ADHD is a really complicated thing to talk about, especially at work or with people who don’t have it. It’s funny to me that people with ADHD (or people whose kids have ADHD) pick up on the fact that I have ADHD without me ever having to say anything…but when I try talk about the symptoms with people who don’t have it, I’m met with blank stares and a round of I-don’t-get-its.
I think I have the tendency to come off as rigid or serious sometimes. (People have certainly told me so, although I hear it less as I get older.) I also have organizational skills that I can sometimes employ, which means I can come across as not having ADHD (especially around people who don’t have a clue about how ADHD presents itself).
And because of some things that have happened at work recently, I think I need to let the cat out of the bag.
I have ADHD. I am not organized. I am not Type A. I am impulsive and I daydream a lot and I seem to make careless mistakes no matter HOW HARD I TRY, regardless of whether or not I know that I knowthat I know how to do something. The neurological wiring of my brain that made me zone out in math class no matter how hard I tried to pay attention has not changed over the years. (And for the record, my inability to concentrate and actually hear, let alone process, the teacher’s lecture would sometimes leave me in tears because I felt like I was failing to be “good” and “just listen.”) But in spite of these challenges, I’ve worked my hiney off to develop skills to help me quit losing my keys on a daily basis; I have attended online seminars and read books and articles that give me pointers on how to keep my life together; and I have studied the behavior of others in depth so that I can be fairly functional in social settings and relationships. I even maintain a 3.925 GPA while in college and working full time. I’m not lazy, and I’m not an idiot.

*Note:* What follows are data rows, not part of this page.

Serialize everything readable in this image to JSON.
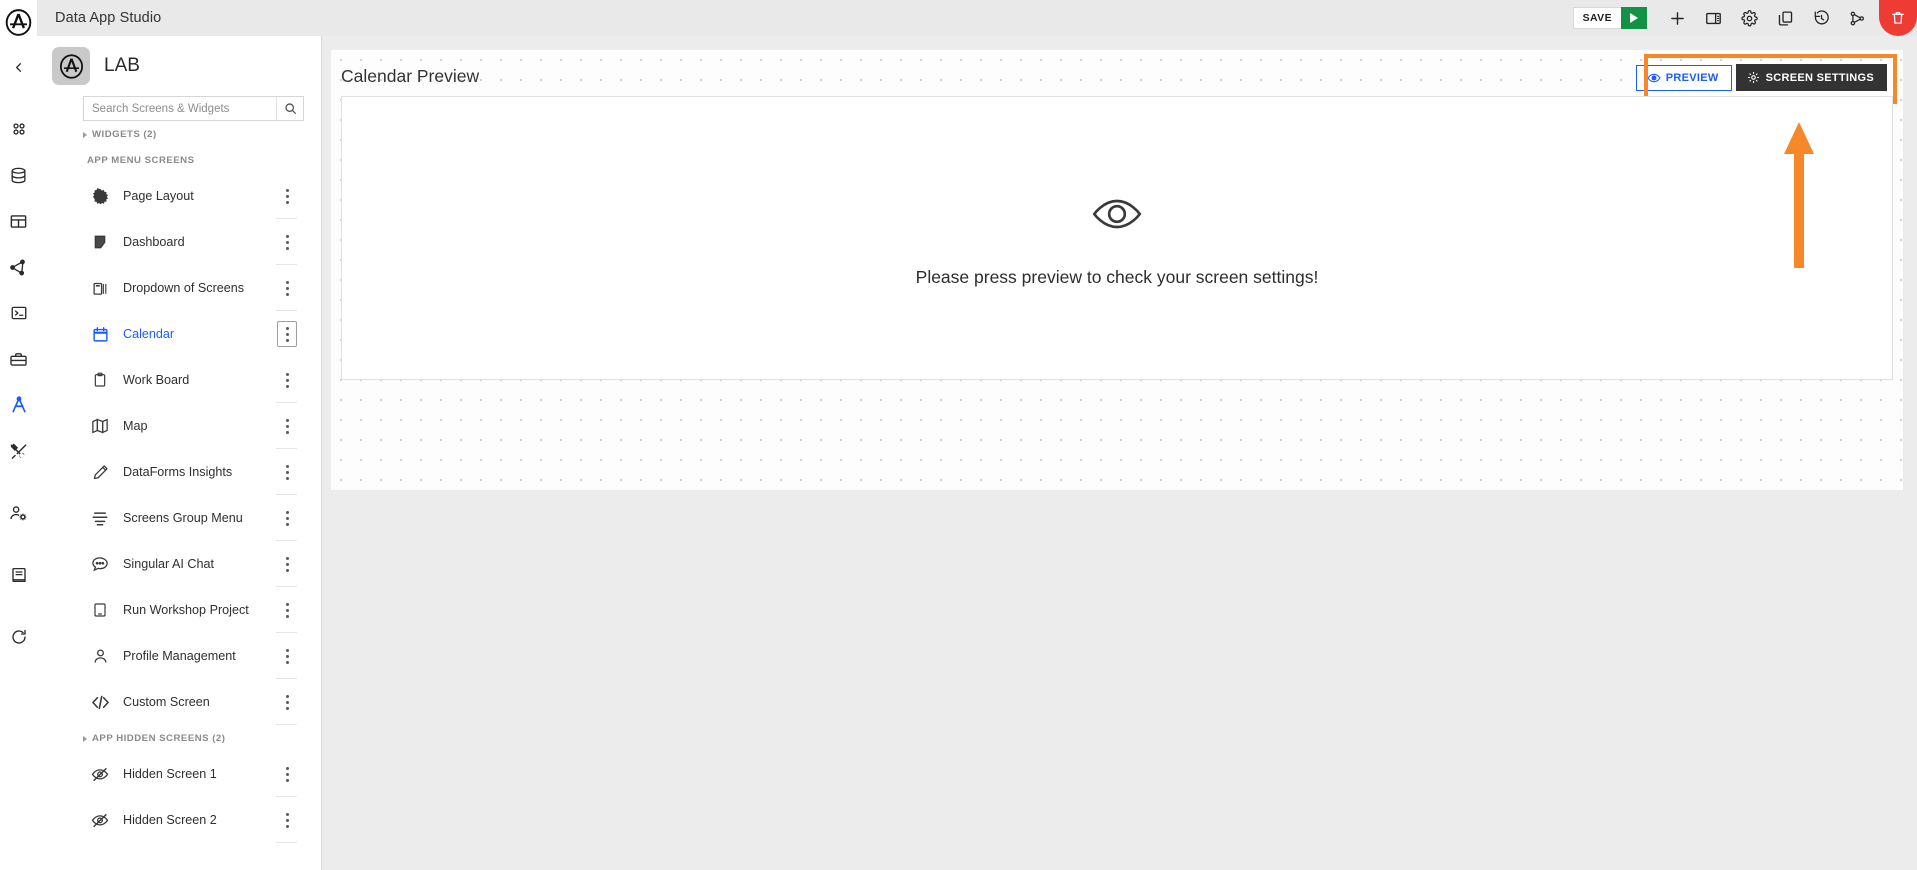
{
  "topbar": {
    "title": "Data App Studio",
    "save_label": "SAVE",
    "icons": [
      {
        "name": "run-button",
        "glyph": "play"
      },
      {
        "name": "add-button",
        "glyph": "plus"
      },
      {
        "name": "layout-panel-button",
        "glyph": "panel"
      },
      {
        "name": "settings-button",
        "glyph": "gear"
      },
      {
        "name": "duplicate-button",
        "glyph": "copy"
      },
      {
        "name": "history-button",
        "glyph": "history"
      },
      {
        "name": "branch-button",
        "glyph": "branch"
      },
      {
        "name": "delete-button",
        "glyph": "trash"
      }
    ],
    "delete_color": "#ee3b33",
    "run_color": "#119245"
  },
  "rail": {
    "logo": "app-logo",
    "items": [
      {
        "name": "collapse-icon",
        "glyph": "chevron-left",
        "active": false
      },
      {
        "name": "apps-icon",
        "glyph": "dots-grid",
        "active": false
      },
      {
        "name": "database-icon",
        "glyph": "database",
        "active": false
      },
      {
        "name": "table-icon",
        "glyph": "table",
        "active": false
      },
      {
        "name": "graph-icon",
        "glyph": "graph",
        "active": false
      },
      {
        "name": "terminal-icon",
        "glyph": "terminal",
        "active": false
      },
      {
        "name": "toolbox-icon",
        "glyph": "toolbox",
        "active": false
      },
      {
        "name": "data-app-studio-icon",
        "glyph": "compass",
        "active": true
      },
      {
        "name": "tools-icon",
        "glyph": "tools",
        "active": false
      },
      {
        "name": "user-settings-icon",
        "glyph": "user-gear",
        "active": false
      },
      {
        "name": "docs-icon",
        "glyph": "book",
        "active": false
      },
      {
        "name": "refresh-icon",
        "glyph": "refresh",
        "active": false
      }
    ],
    "active_color": "#1a5cff"
  },
  "sidebar": {
    "app_name": "LAB",
    "search": {
      "placeholder": "Search Screens & Widgets",
      "value": ""
    },
    "widgets_group": "WIDGETS (2)",
    "app_menu_header": "APP MENU SCREENS",
    "hidden_group": "APP HIDDEN SCREENS (2)",
    "screens": [
      {
        "label": "Page Layout",
        "icon": "page-layout-icon",
        "active": false
      },
      {
        "label": "Dashboard",
        "icon": "dashboard-icon",
        "active": false
      },
      {
        "label": "Dropdown of Screens",
        "icon": "dropdown-screens-icon",
        "active": false
      },
      {
        "label": "Calendar",
        "icon": "calendar-icon",
        "active": true
      },
      {
        "label": "Work Board",
        "icon": "work-board-icon",
        "active": false
      },
      {
        "label": "Map",
        "icon": "map-icon",
        "active": false
      },
      {
        "label": "DataForms Insights",
        "icon": "pencil-icon",
        "active": false
      },
      {
        "label": "Screens Group Menu",
        "icon": "menu-lines-icon",
        "active": false
      },
      {
        "label": "Singular AI Chat",
        "icon": "chat-bubble-icon",
        "active": false
      },
      {
        "label": "Run Workshop Project",
        "icon": "tablet-icon",
        "active": false
      },
      {
        "label": "Profile Management",
        "icon": "person-icon",
        "active": false
      },
      {
        "label": "Custom Screen",
        "icon": "code-icon",
        "active": false
      }
    ],
    "hidden_screens": [
      {
        "label": "Hidden Screen 1",
        "icon": "eye-off-icon",
        "active": false
      },
      {
        "label": "Hidden Screen 2",
        "icon": "eye-off-icon",
        "active": false
      }
    ],
    "active_color": "#1a5cff"
  },
  "main": {
    "page_title": "Calendar Preview",
    "preview_label": "PREVIEW",
    "screen_settings_label": "SCREEN SETTINGS",
    "empty_message": "Please press preview to check your screen settings!",
    "empty_icon": "eye-icon",
    "highlight_color": "#f68829"
  }
}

But I still have ADHD. And I still screw up and zone out and somehow make “careless” mistakes – especially when I’m under high amounts of stress. (The last four months, in addition to my heavy work load, gave me the opportunity to walk through the death of my grandfather and a cancer scare with my mother. As you can imagine, my productivity fell apart in some ways. It’s already incredibly painful when the parts guy, who is pretty forgetful himself, drops the f-bomb over the phone when he’s stressed or lectures me when he’s not happy with something I did; but September 2017 through January 2018 have been a whole new kind of stressful for me.)
I don’t know what to do about this. I didn’t even get diagnosed until I was 17, so I had zero preparation for how to deal in the workplace or even in school. I’ve been winging it ever since I can remember. I know I can ask for accommodations, but I don’t know how – and the thought of doing so makes me feel ashamed. Not only do I work for a few “good old boys” who grew up in a generation where ADHD was, if anything, a boys-only disorder that could be grown out of; I don’t know what to even ask for. Like, can people stop sending me 37 emails a day? Can responsibilities be restructured so that I can focus on what I’m good at – which is a lot – and someone else can tackle the other stuff (that they’re presumably good at)?
The problem is that I don’t live in a world that’s wired for ADHD. It’s really too bad; I and my ADD compadres have a lot of strengths that are so freaking underutilized it’s not even funny. I’ve also done enough research to know ADHD may not be a disorder at all, but simply a neurological difference (with many strengths conducive to the survival of a group) that results in “a set of behavioral traits that don’t match the expectations of our contemporary culture” (thank you, Richard Friedman). Even if we take away the stigmatization of this neurological difference, people still won’t restructure their classrooms and businesses to
accommodate take advantage of it. That would be too inconvenient! This means that people with attention differences will remain underemployed and the rest of the world will miss out on the incredible strengths we squirrel enthusiasts have to offer. (And for what it’s worth, although I love squirrel jokes as much as the next girl, ADHD is so much more than stopping mid-sentence to exclaim over the presence of cute, bushy-tailed woodland critters.)
Okay, reader. This has been a great talk. Thanks for listening. If this blog post has piqued your curiosity about ADHD, I can recommend some resources to you and/or send you a paper I wrote about it. You can also click this link for a fun Buzzfeed read about ADHD.
Now if you’ll excuse me, I have
some squirrel videos to Google to get some sleep.